This was realized by lecturer and researcher Philippa Darbre of England in 2004, during her investigation of estrogen’s effects on breast cancer. Her team identified parabens in 18 of 20 biopsies of breast cancer tumors. When parabens are absorbed into the skin, they mimic estrogens, disrupt our endocrine systems and can lead to breast cancer in both men and women. Darbre found that not only do parabens fuel the growth of existing cancer cells, but they are also carcinogenic. In 2012, Darbre repeated her study — she found that the paraben level of her 2004 samples were four times higher. “I do think that the parabens are only one part of a much bigger picture,” Darbre said. Even if they’re only a small part of a bigger problem, parabens should still be avoided.

Parabens were also discovered in almost every adult urine sample through the demographically diverse NHANES study. Teens and adult women had the most propylparaben and methylparaben in their urine compared to males, likely because they use more personal care products. Healthy young males were given lotion with parabens to put on their bodies, and just hours after exposure to the lotion, the men’s blood and urine contained parabens! This proved that these widely used chemicals get absorbed quickly and easily into the skin. This fact alone is concerning! The FDA doesn’t believe there’s cause for alarm, however the EWG suggests that repeated paraben exposure over time (and through the many items containing them) could cause serious harm.

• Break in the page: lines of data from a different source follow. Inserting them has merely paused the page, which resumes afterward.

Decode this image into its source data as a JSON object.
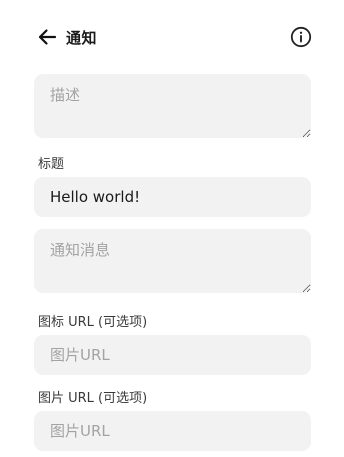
{
  "header": {
    "back_icon": "arrow-left-icon",
    "title": "通知",
    "info_icon": "info-circle-icon"
  },
  "form": {
    "description": {
      "placeholder": "描述",
      "value": ""
    },
    "title": {
      "label": "标题",
      "value": "Hello world!"
    },
    "message": {
      "placeholder": "通知消息",
      "value": ""
    },
    "icon_url": {
      "label": "图标 URL (可选项)",
      "placeholder": "图片URL",
      "value": ""
    },
    "image_url": {
      "label": "图片 URL (可选项)",
      "placeholder": "图片URL",
      "value": ""
    }
  }
}
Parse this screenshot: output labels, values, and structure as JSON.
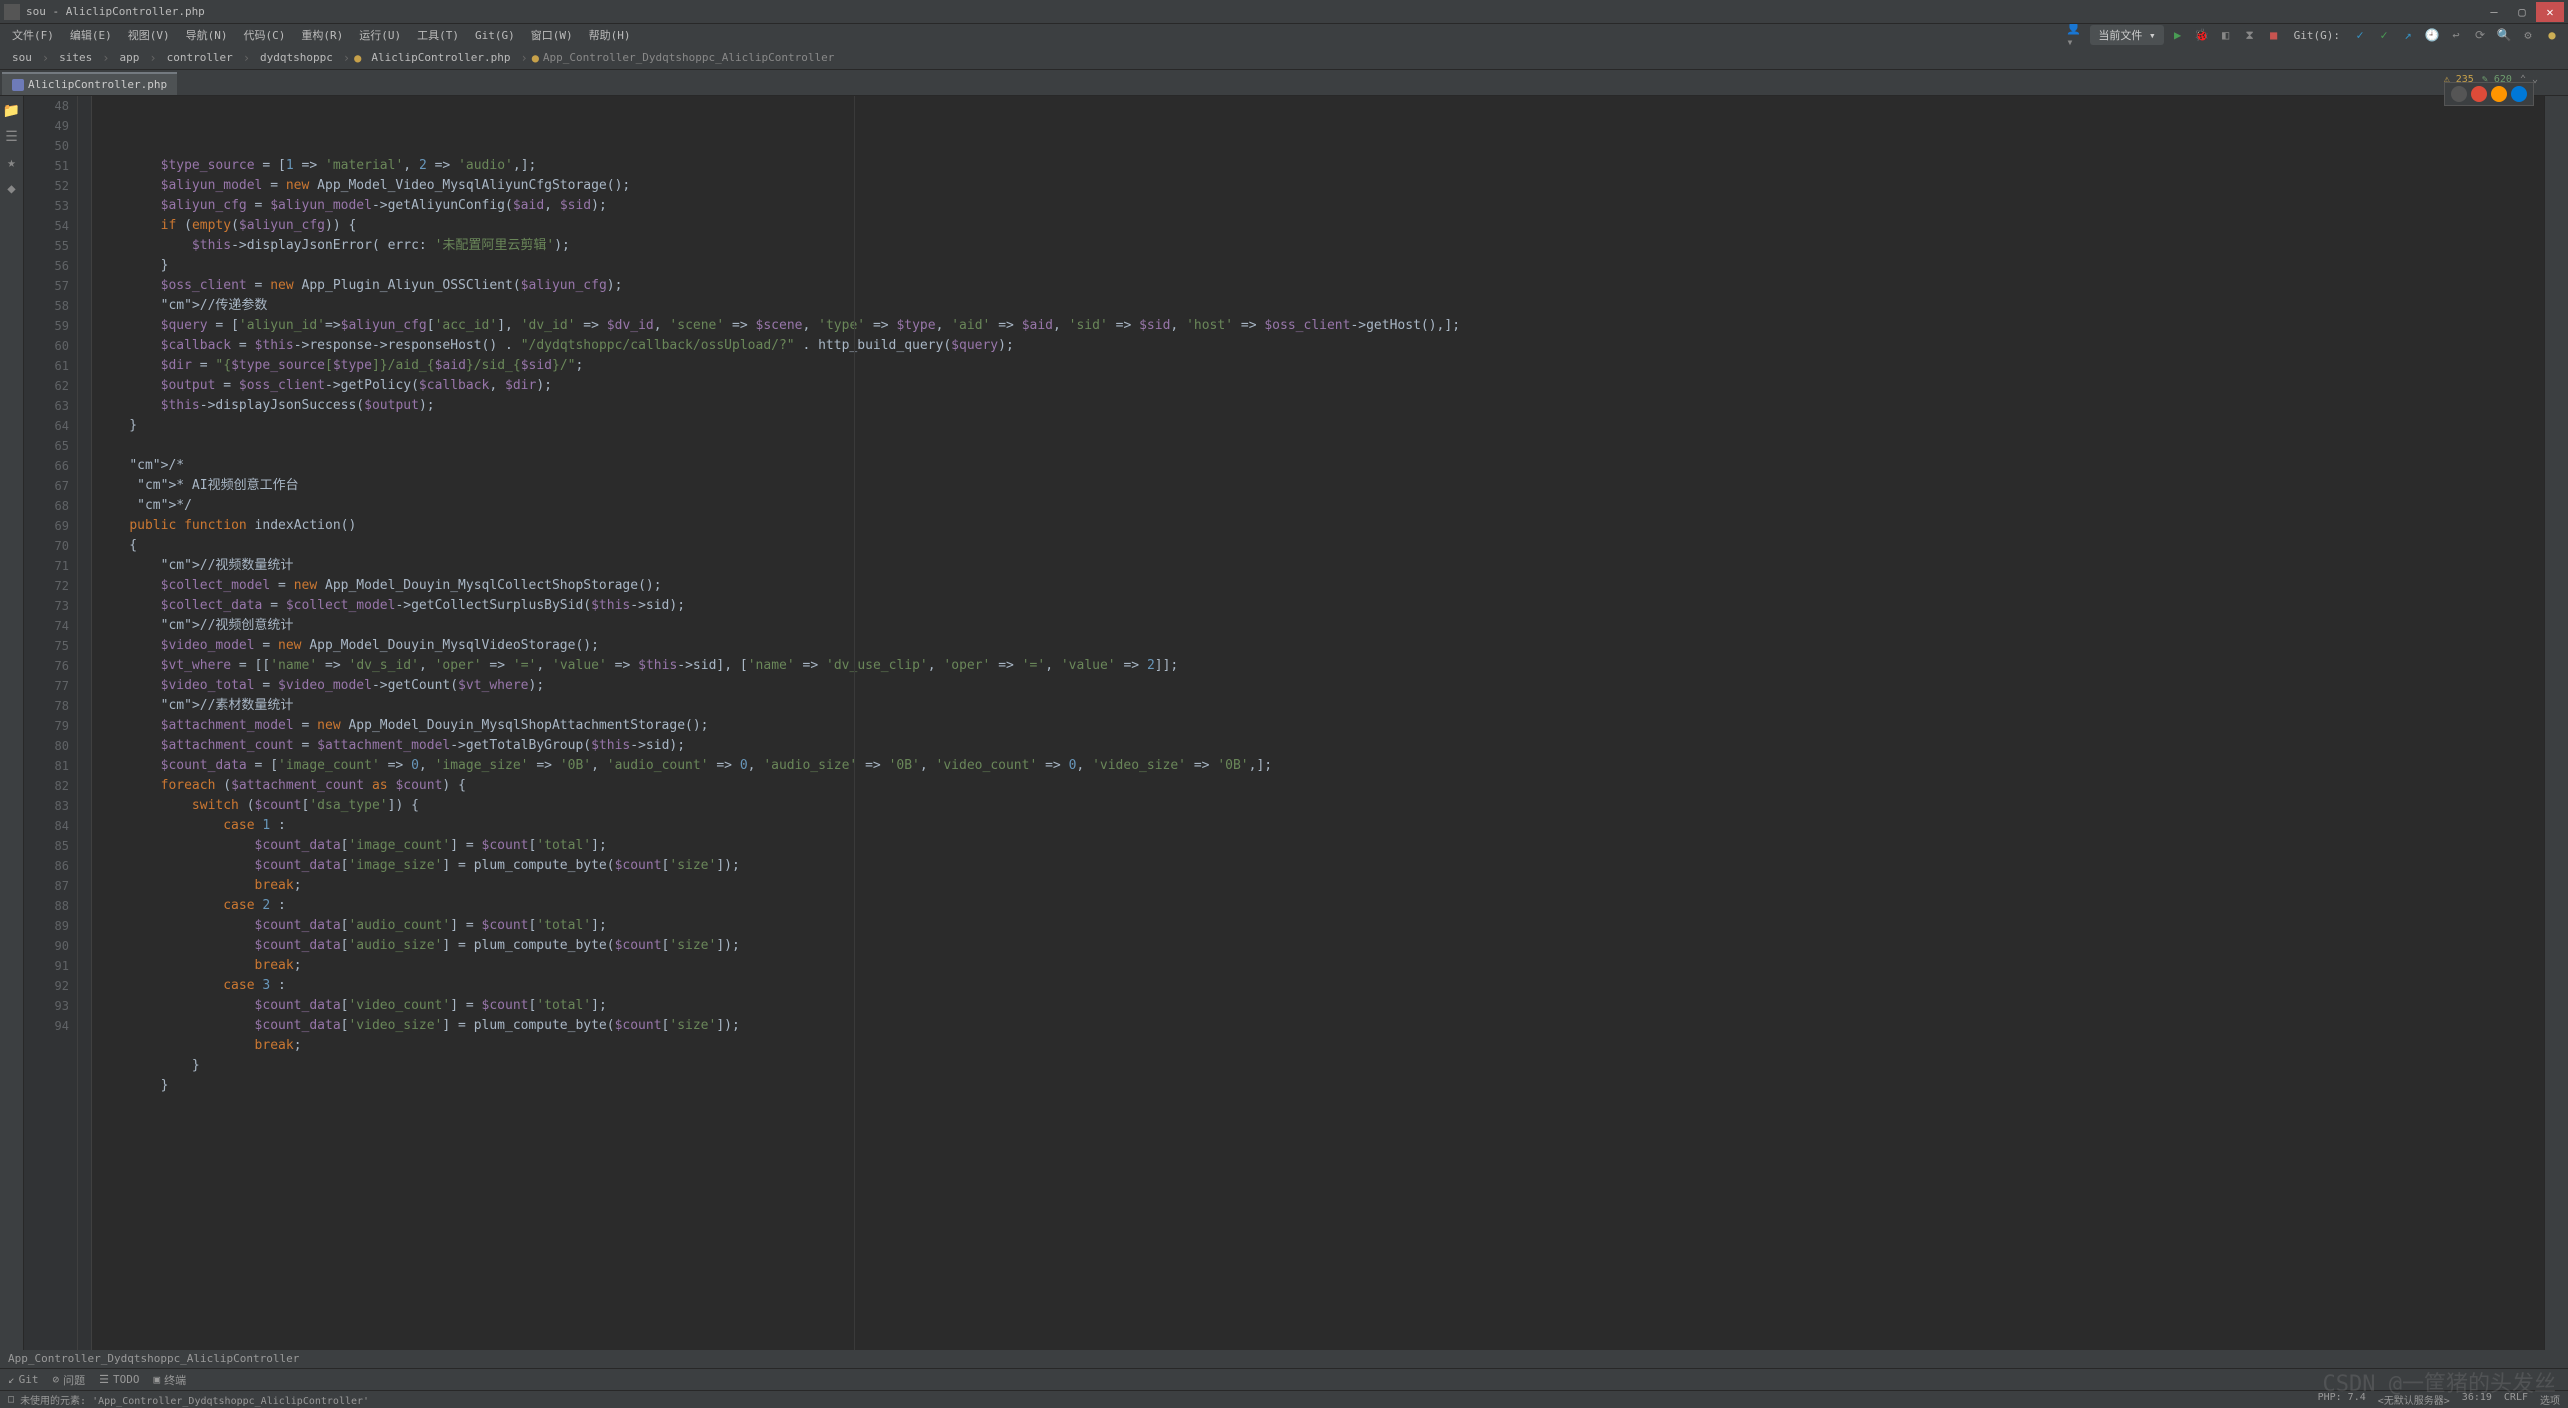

If you’re still wondering, ‘why are parabens bad?’ best to re-read this last section, to let their serious side effects sink in (no pun intended).

100% Pure Hair Care Products

How to Spot a Paraben

Spotting a paraben is a lot easier than you might think, but you need to start by reading EVERY product label. Most common are methylparaben, propylparaben, ethylparaben and butylparaben — notice a pattern? Any personal care product that has an ingredient ending in -paraben should be on your list of products to avoid. In food, parabens are a little trickier to spot; they’re identified as “E” ingredients like E214, E216, etc. If you’re looking to avoid parabens in your personal care products, start with your shopping list. These are the top offending products that might contain parabens, so give their ingredients an extra close read:

– Shampoo

– Conditioner

– Hair Serum

– Body Lotion

– Deodorant

– Face Moisturizer

– Eye Cream

– Face Cleanser

– Face Serum

– Toothpaste

– Makeup

– Shaving Cream

Japanese Honeysuckle

The Good News About Parabens

The good news about parabens is that they can easily be avoided, and replaced with safer alternatives. The purpose of parabens is a noble one, but when it comes to their high risk factor to your health, we can’t help but disagree with their use. Opt for truly natural (not greenwashed) brands that use antioxidants, tocopherols, or herbs to preserve their formulas. 100% PURE uses all three! Japanese Honeysuckle (pictured above), is also a potent preservative, which has been proven to be much safer than synthetic parabens.

More good news? The overall number of products containing parabens has dramatically decreased from 2005-2011, researchers believe, as a result of consumer pressure. What we buy and choose as consumers absolutely makes an impact, for our individual health and that of the collective whole! Stay away from anything ending in -paraben on the label and tell your loved ones to do the same. The more we know, the more educated our decisions can be. What we put on our skin (just like what we put in our bodies) can either nourish or hurt us. Here at 100% PURE, we’ve always been paraben-free and completely natural. We want to teach others how to live life as purely as possible to avoid the consequences of toxic beauty. Stay tuned for more blogs on Pure living!

We carefully hand-select products based on strict purity standards, and only recommend products we feel meet this criteria. 100% PURE™ may earn a small commission for products purchased through affiliate links.

The information in this article is for educational use, and not intended to substitute professional medical advice, diagnosis, or treatment and should not be used as such.

Leave a Reply